Stored data entries
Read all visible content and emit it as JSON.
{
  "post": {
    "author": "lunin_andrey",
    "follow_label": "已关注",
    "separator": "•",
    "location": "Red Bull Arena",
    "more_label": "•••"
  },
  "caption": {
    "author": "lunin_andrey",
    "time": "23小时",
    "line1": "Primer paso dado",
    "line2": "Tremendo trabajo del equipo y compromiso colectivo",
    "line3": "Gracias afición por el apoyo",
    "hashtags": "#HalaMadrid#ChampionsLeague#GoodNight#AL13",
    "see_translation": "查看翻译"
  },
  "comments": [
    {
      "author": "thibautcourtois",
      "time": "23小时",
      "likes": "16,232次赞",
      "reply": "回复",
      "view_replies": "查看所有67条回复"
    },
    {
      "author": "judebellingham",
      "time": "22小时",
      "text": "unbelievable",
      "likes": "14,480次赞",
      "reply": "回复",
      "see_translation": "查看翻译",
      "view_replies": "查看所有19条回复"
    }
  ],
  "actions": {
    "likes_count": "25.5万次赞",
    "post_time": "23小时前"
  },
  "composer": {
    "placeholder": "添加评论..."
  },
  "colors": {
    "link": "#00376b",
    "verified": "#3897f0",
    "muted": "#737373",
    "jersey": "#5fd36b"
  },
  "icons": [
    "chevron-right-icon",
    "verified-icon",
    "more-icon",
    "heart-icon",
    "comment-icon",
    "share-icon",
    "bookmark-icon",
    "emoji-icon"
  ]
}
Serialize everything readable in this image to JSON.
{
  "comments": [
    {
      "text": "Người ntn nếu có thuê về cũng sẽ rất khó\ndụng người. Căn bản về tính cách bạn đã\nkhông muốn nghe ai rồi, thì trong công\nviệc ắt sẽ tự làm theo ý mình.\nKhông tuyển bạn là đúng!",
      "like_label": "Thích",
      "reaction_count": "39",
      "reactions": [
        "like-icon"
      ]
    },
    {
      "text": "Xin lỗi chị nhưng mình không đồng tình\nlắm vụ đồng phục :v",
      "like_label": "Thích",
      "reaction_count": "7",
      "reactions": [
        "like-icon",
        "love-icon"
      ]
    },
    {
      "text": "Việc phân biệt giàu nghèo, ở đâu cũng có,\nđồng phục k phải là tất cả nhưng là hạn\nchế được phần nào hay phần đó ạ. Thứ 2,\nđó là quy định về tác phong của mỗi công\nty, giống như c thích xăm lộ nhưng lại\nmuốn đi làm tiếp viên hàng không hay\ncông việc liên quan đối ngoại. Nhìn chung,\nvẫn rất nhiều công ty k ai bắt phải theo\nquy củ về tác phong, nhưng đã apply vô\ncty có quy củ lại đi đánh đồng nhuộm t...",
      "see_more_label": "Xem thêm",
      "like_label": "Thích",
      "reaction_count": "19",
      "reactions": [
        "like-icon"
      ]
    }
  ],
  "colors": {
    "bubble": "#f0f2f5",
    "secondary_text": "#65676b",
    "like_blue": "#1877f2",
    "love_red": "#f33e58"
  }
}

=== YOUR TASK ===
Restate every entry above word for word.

=== OUTPUT FOR THIS EXERCISE ===
Read all visible content and emit it as JSON.
{
  "post": {
    "author": "lunin_andrey",
    "follow_label": "已关注",
    "separator": "•",
    "location": "Red Bull Arena",
    "more_label": "•••"
  },
  "caption": {
    "author": "lunin_andrey",
    "time": "23小时",
    "line1": "Primer paso dado",
    "line2": "Tremendo trabajo del equipo y compromiso colectivo",
    "line3": "Gracias afición por el apoyo",
    "hashtags": "#HalaMadrid#ChampionsLeague#GoodNight#AL13",
    "see_translation": "查看翻译"
  },
  "comments": [
    {
      "author": "thibautcourtois",
      "time": "23小时",
      "likes": "16,232次赞",
      "reply": "回复",
      "view_replies": "查看所有67条回复"
    },
    {
      "author": "judebellingham",
      "time": "22小时",
      "text": "unbelievable",
      "likes": "14,480次赞",
      "reply": "回复",
      "see_translation": "查看翻译",
      "view_replies": "查看所有19条回复"
    }
  ],
  "actions": {
    "likes_count": "25.5万次赞",
    "post_time": "23小时前"
  },
  "composer": {
    "placeholder": "添加评论..."
  },
  "colors": {
    "link": "#00376b",
    "verified": "#3897f0",
    "muted": "#737373",
    "jersey": "#5fd36b"
  },
  "icons": [
    "chevron-right-icon",
    "verified-icon",
    "more-icon",
    "heart-icon",
    "comment-icon",
    "share-icon",
    "bookmark-icon",
    "emoji-icon"
  ]
}
Serialize everything readable in this image to JSON.
{
  "comments": [
    {
      "text": "Người ntn nếu có thuê về cũng sẽ rất khó\ndụng người. Căn bản về tính cách bạn đã\nkhông muốn nghe ai rồi, thì trong công\nviệc ắt sẽ tự làm theo ý mình.\nKhông tuyển bạn là đúng!",
      "like_label": "Thích",
      "reaction_count": "39",
      "reactions": [
        "like-icon"
      ]
    },
    {
      "text": "Xin lỗi chị nhưng mình không đồng tình\nlắm vụ đồng phục :v",
      "like_label": "Thích",
      "reaction_count": "7",
      "reactions": [
        "like-icon",
        "love-icon"
      ]
    },
    {
      "text": "Việc phân biệt giàu nghèo, ở đâu cũng có,\nđồng phục k phải là tất cả nhưng là hạn\nchế được phần nào hay phần đó ạ. Thứ 2,\nđó là quy định về tác phong của mỗi công\nty, giống như c thích xăm lộ nhưng lại\nmuốn đi làm tiếp viên hàng không hay\ncông việc liên quan đối ngoại. Nhìn chung,\nvẫn rất nhiều công ty k ai bắt phải theo\nquy củ về tác phong, nhưng đã apply vô\ncty có quy củ lại đi đánh đồng nhuộm t...",
      "see_more_label": "Xem thêm",
      "like_label": "Thích",
      "reaction_count": "19",
      "reactions": [
        "like-icon"
      ]
    }
  ],
  "colors": {
    "bubble": "#f0f2f5",
    "secondary_text": "#65676b",
    "like_blue": "#1877f2",
    "love_red": "#f33e58"
  }
}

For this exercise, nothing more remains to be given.